ACTION ITEM → Below are the records; copy each line in them that holds the word "this".

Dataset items
================

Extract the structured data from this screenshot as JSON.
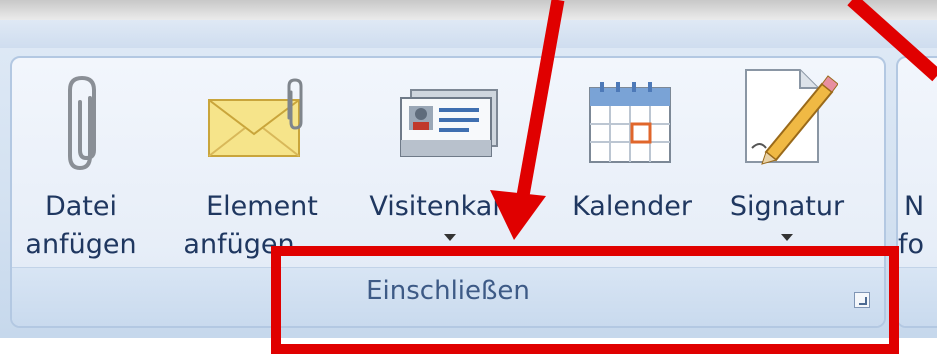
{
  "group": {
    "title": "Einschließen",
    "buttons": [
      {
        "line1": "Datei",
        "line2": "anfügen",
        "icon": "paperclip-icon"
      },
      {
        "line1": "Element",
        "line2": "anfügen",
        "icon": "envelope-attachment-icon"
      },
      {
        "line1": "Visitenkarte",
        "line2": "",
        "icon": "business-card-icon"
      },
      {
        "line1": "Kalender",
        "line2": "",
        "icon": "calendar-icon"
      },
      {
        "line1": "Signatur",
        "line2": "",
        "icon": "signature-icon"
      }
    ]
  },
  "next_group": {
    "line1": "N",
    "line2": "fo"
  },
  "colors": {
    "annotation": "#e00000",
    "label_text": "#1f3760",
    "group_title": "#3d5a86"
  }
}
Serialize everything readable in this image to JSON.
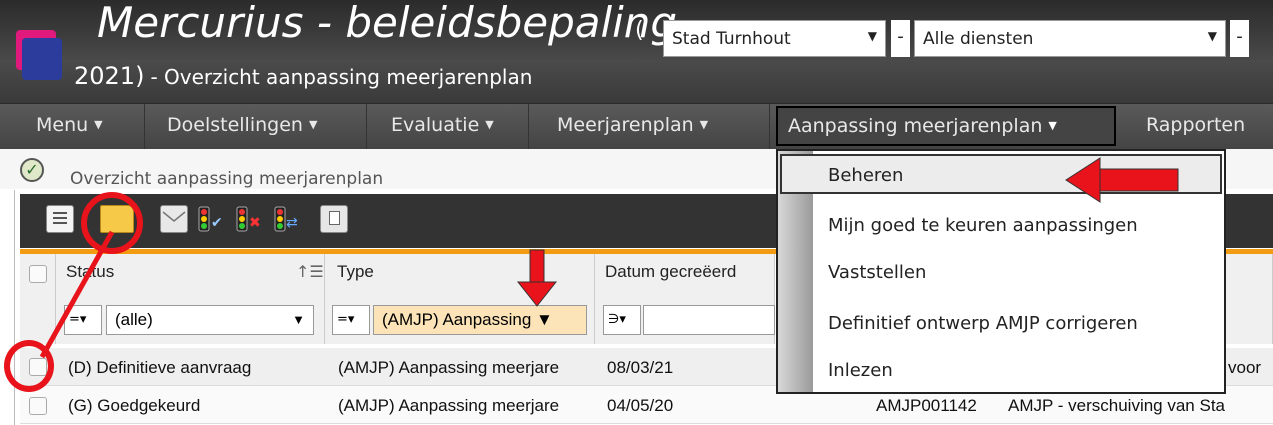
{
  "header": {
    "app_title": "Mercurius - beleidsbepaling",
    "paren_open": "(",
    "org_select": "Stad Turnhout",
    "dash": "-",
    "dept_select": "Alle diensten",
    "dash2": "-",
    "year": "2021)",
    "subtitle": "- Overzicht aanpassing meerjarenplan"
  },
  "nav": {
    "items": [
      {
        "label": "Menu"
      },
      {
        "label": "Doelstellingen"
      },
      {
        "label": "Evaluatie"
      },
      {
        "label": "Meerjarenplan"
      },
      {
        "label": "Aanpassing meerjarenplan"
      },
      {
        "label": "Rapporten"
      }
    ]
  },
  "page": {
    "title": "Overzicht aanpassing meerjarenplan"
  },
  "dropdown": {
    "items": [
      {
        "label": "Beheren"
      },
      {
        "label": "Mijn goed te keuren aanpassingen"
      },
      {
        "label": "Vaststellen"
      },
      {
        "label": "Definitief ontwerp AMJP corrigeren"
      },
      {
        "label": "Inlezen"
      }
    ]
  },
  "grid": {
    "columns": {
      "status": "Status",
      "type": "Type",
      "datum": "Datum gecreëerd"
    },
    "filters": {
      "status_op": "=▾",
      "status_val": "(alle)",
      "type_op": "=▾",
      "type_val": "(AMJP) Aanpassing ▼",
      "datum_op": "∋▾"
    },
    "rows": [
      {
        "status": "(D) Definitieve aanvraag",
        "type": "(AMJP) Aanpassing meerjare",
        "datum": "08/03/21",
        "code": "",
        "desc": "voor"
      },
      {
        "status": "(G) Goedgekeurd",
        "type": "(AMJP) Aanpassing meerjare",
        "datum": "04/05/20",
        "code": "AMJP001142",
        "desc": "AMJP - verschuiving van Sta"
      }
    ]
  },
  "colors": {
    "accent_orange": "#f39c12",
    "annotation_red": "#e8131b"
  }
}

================

REPLY →
Extract the structured data from this screenshot as JSON.
Serialize everything readable in this image to JSON.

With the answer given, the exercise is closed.